Austin Z. in May 2005.
The example given in that post:
module My; end
module Your; end
require_wrap ‘cgi’, My
require_wrap ‘cgi’, Your
puts My::CGI.escape(“hello, world”)
puts Your::CGI.escape(“hello, world”)
Austin’s implementation works by first calling Module.constants to
out all the top-level constants, then calling require, followed by
Module.constants again to find which constants have been added. It
`moves’ those constants under the desired namespace.
Both implementations cause problems in some cases. The most
(and intractible) one seems to be the situation when the require’d
includes code like the following:
require ‘foo’, :module => F
Should the hello method be added to Ruby’s standard String class, or
should a new class F::String be created? (Would your answer be
if the class was called Util, and had just happened to be defined by
Austin’s solution does the former, while Devin’s does the latter.
Arguably, the `correct’ solution is to create F::String, and say that
foo.rb should have written class ::String if it really wanted to add
method to the standard String class.
This will be no consolation to all the libraries that don’t use the
prefix. For example, set.rb in the core Ruby library says module
Enumerable, not module ::Enumerable.
Using Float For Currency
Hunter’s Lists was using Floats to represent monetary values, but
to print e.g. “9.76” instead of “9.756”.
The immediate answer to the question is to use sprintf (or printf)
amount = 9.756
rounded = sprintf("%.2f", amount) # == “9.76”
Several people pointed out though that you shouldn’t use Floats to
Mental: “There are a lot of really nasty subtle issues that will lose
money between the cracks.”
This applies to any programming language, not just Ruby. An example
by Malte M.: 0.2 - 0.05 - 0.15 will be approximately
2.77555756156289e-17, not zero.
Stephen W.: “Floating point numbers represent an extremely wide
of values - much wider than their integer counterparts. This is
through an exponent and mantissa. For this ability, they trade off
The Ruby solution for exact decimals is BigDecimal:
a = BigDecimal.new(“0.2”)
b = BigDecimal.new(“0.05”)
c = a / b
Operations with BigDecimal are always exact (but slower than with
and so it is safe to use with currencies and other situations where
loss of precision is unacceptable.
Idiom wanted: do-while
Adam S. asked how to write a “do-while” loop in Ruby, in order to
remove the repetition in the below code:
b = simulate(b,m)
b = simulate(b,m)
James Edward G. II suggested loop, break unless, as in
b = simulate(b,m)
break unless another_turn?(b,m)
Ruby does support the following, which is just like a “do-while” loop
other languages, however Matz recently said on the ruby-core mailing
“Don’t use it please.

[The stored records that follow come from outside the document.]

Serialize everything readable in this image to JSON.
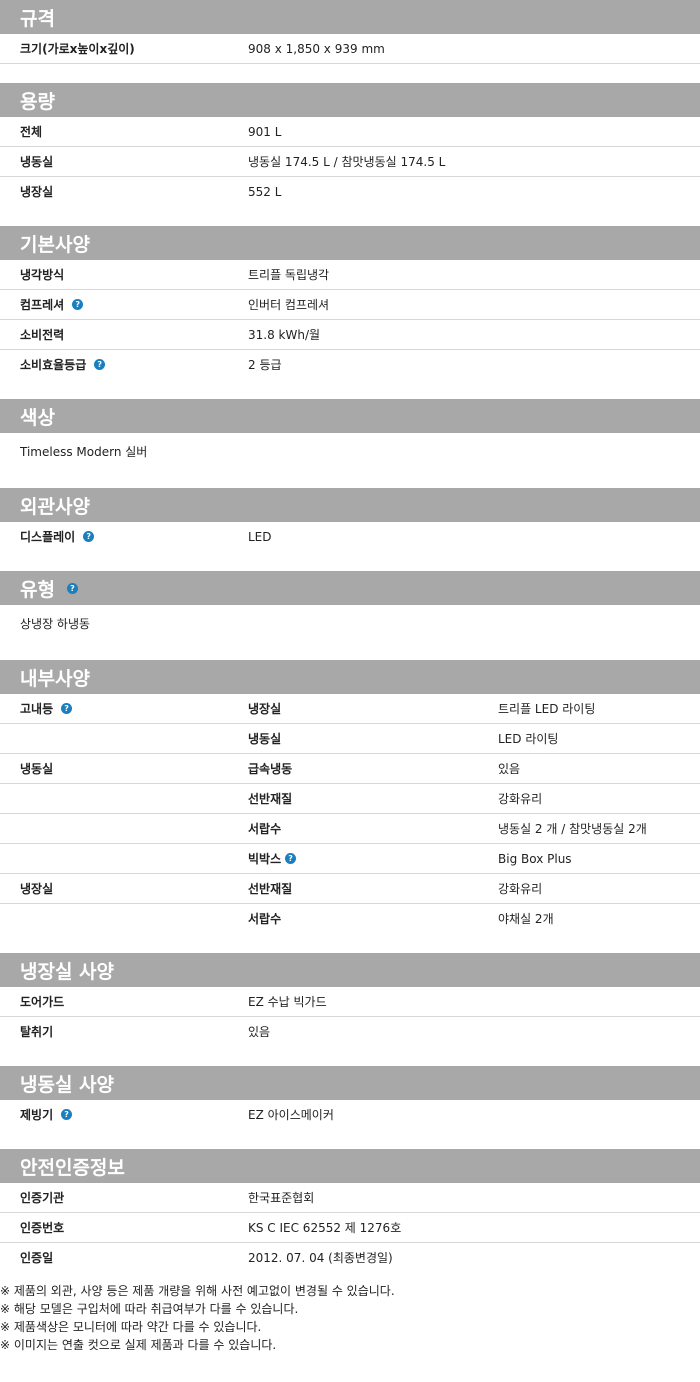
{
  "help_glyph": "?",
  "s1": {
    "title": "규격",
    "rows": [
      {
        "k": "크기(가로x높이x깊이)",
        "v": "908 x 1,850 x 939 mm"
      }
    ]
  },
  "s2": {
    "title": "용량",
    "rows": [
      {
        "k": "전체",
        "v": "901 L"
      },
      {
        "k": "냉동실",
        "v": "냉동실 174.5 L / 참맛냉동실 174.5 L"
      },
      {
        "k": "냉장실",
        "v": "552 L"
      }
    ]
  },
  "s3": {
    "title": "기본사양",
    "rows": [
      {
        "k": "냉각방식",
        "v": "트리플 독립냉각"
      },
      {
        "k": "컴프레셔",
        "v": "인버터 컴프레셔"
      },
      {
        "k": "소비전력",
        "v": "31.8 kWh/월"
      },
      {
        "k": "소비효율등급",
        "v": "2 등급"
      }
    ]
  },
  "s4": {
    "title": "색상",
    "value": "Timeless Modern 실버"
  },
  "s5": {
    "title": "외관사양",
    "rows": [
      {
        "k": "디스플레이",
        "v": "LED"
      }
    ]
  },
  "s6": {
    "title": "유형",
    "value": "상냉장 하냉동"
  },
  "s7": {
    "title": "내부사양",
    "rows": [
      {
        "a": "고내등",
        "b": "냉장실",
        "c": "트리플 LED 라이팅"
      },
      {
        "a": "",
        "b": "냉동실",
        "c": "LED 라이팅"
      },
      {
        "a": "냉동실",
        "b": "급속냉동",
        "c": "있음"
      },
      {
        "a": "",
        "b": "선반재질",
        "c": "강화유리"
      },
      {
        "a": "",
        "b": "서랍수",
        "c": "냉동실 2 개 / 참맛냉동실 2개"
      },
      {
        "a": "",
        "b": "빅박스",
        "c": "Big Box Plus"
      },
      {
        "a": "냉장실",
        "b": "선반재질",
        "c": "강화유리"
      },
      {
        "a": "",
        "b": "서랍수",
        "c": "야채실 2개"
      }
    ]
  },
  "s8": {
    "title": "냉장실 사양",
    "rows": [
      {
        "k": "도어가드",
        "v": "EZ 수납 빅가드"
      },
      {
        "k": "탈취기",
        "v": "있음"
      }
    ]
  },
  "s9": {
    "title": "냉동실 사양",
    "rows": [
      {
        "k": "제빙기",
        "v": "EZ 아이스메이커"
      }
    ]
  },
  "s10": {
    "title": "안전인증정보",
    "rows": [
      {
        "k": "인증기관",
        "v": "한국표준협회"
      },
      {
        "k": "인증번호",
        "v": "KS C IEC 62552 제 1276호"
      },
      {
        "k": "인증일",
        "v": "2012. 07. 04 (최종변경일)"
      }
    ]
  },
  "notes": [
    "※ 제품의 외관, 사양 등은 제품 개량을 위해 사전 예고없이 변경될 수 있습니다.",
    "※ 해당 모델은 구입처에 따라 취급여부가 다를 수 있습니다.",
    "※ 제품색상은 모니터에 따라 약간 다를 수 있습니다.",
    "※ 이미지는 연출 컷으로 실제 제품과 다를 수 있습니다."
  ]
}
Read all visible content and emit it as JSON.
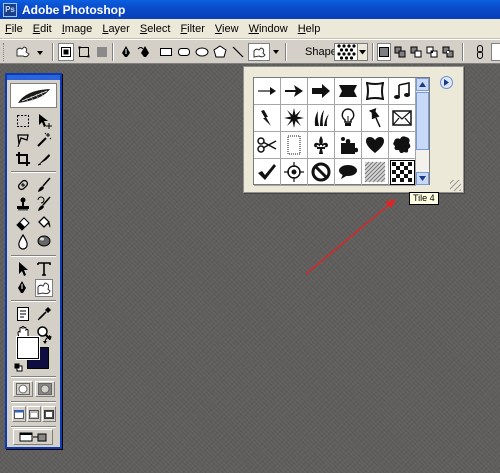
{
  "window": {
    "title": "Adobe Photoshop"
  },
  "menubar": {
    "items": [
      {
        "label": "File",
        "key": "F",
        "rest": "ile"
      },
      {
        "label": "Edit",
        "key": "E",
        "rest": "dit"
      },
      {
        "label": "Image",
        "key": "I",
        "rest": "mage"
      },
      {
        "label": "Layer",
        "key": "L",
        "rest": "ayer"
      },
      {
        "label": "Select",
        "key": "S",
        "rest": "elect"
      },
      {
        "label": "Filter",
        "key": "F",
        "rest": "ilter"
      },
      {
        "label": "View",
        "key": "V",
        "rest": "iew"
      },
      {
        "label": "Window",
        "key": "W",
        "rest": "indow"
      },
      {
        "label": "Help",
        "key": "H",
        "rest": "elp"
      }
    ]
  },
  "optionsbar": {
    "shape_label": "Shape:"
  },
  "shape_picker": {
    "icons": [
      "thin-arrow-icon",
      "arrow-icon",
      "bold-arrow-icon",
      "banner-icon",
      "frame-icon",
      "music-note-icon",
      "lightning-icon",
      "starburst-icon",
      "grass-icon",
      "lightbulb-icon",
      "push-pin-icon",
      "envelope-icon",
      "scissors-icon",
      "paper-icon",
      "fleur-de-lis-icon",
      "puzzle-icon",
      "heart-icon",
      "blob-icon",
      "checkmark-icon",
      "target-icon",
      "no-symbol-icon",
      "speech-bubble-icon",
      "diagonal-pattern-icon",
      "tile-4-icon"
    ],
    "selected_index": 23,
    "tooltip": "Tile 4"
  },
  "colors": {
    "titlebar": "#0a4ac9",
    "foreground": "#ffffff",
    "background": "#0d0d40",
    "annotation_arrow": "#e52121"
  }
}
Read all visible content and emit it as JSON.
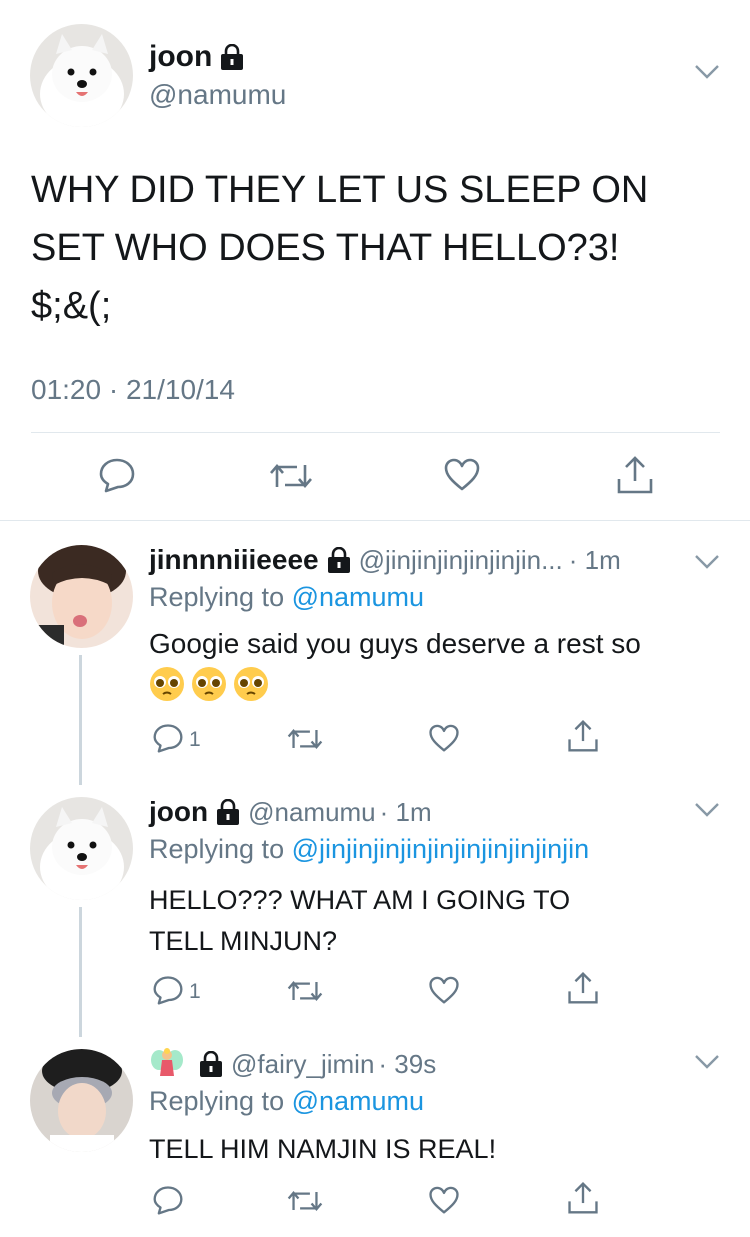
{
  "main_tweet": {
    "display_name": "joon",
    "handle": "@namumu",
    "text_lines": [
      "WHY DID THEY LET US SLEEP ON",
      "SET WHO DOES THAT HELLO?3!",
      "$;&(;"
    ],
    "timestamp": "01:20 · 21/10/14"
  },
  "replies": [
    {
      "display_name": "jinnnniiieeee",
      "handle": "@jinjinjinjinjinjin...",
      "time": "· 1m",
      "replying_prefix": "Replying to",
      "replying_to": "@namumu",
      "text": "Googie said you guys deserve a rest so",
      "reply_count": "1"
    },
    {
      "display_name": "joon",
      "handle": "@namumu",
      "time": "· 1m",
      "replying_prefix": "Replying to",
      "replying_to": "@jinjinjinjinjinjinjinjinjinjin",
      "text_lines": [
        "HELLO??? WHAT AM I GOING TO",
        "TELL MINJUN?"
      ],
      "reply_count": "1"
    },
    {
      "display_name_icon": "fairy-emoji",
      "handle": "@fairy_jimin",
      "time": "· 39s",
      "replying_prefix": "Replying to",
      "replying_to": "@namumu",
      "text": "TELL HIM NAMJIN IS REAL!"
    }
  ],
  "colors": {
    "accent": "#1b95e0",
    "secondary_text": "#657786",
    "divider": "#e1e8ed",
    "icon": "#657786"
  }
}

I’m regretting this feature, and I’d like to
it in the future if it’s possible.”
b = simulate(b,m)
end while another_turn?(b,m)
Ruby on the mobile
“Do anyone knows if there is a Ruby version for cellphones and other
mobile devices on the make?”-Marcelo Paniagua.
Treefrog asked someone in the Mobile Devices division of Motorola
this a while ago, but was told that only Java and BREW were currently
Gene T. noted that Python is making progress in this area, linking
Python for Mobile Devices page, which lists a number of ports
official Nokia support and downloads for “Series 60” phones. (The
release by Nokia was over a year ago.)
People have previously reported success in running Ruby on the Sharp
Zaurus PDA (which runs Linux) and on Windows CE.
Ncurses - how do you get mousemask working?
Richard L. couldn’t get the mousemask to work in the Ncurses
| A few other projects have the line with `Ncurses::mousemask…’ in
| - but it’s always commented out… like they couldn’t get it
Paul D. replied “They couldn’t”, and posted a one-liner patch to
Ruby’s ncurses library to fix a bug.
Hopefully the authors of the other projects find out about this.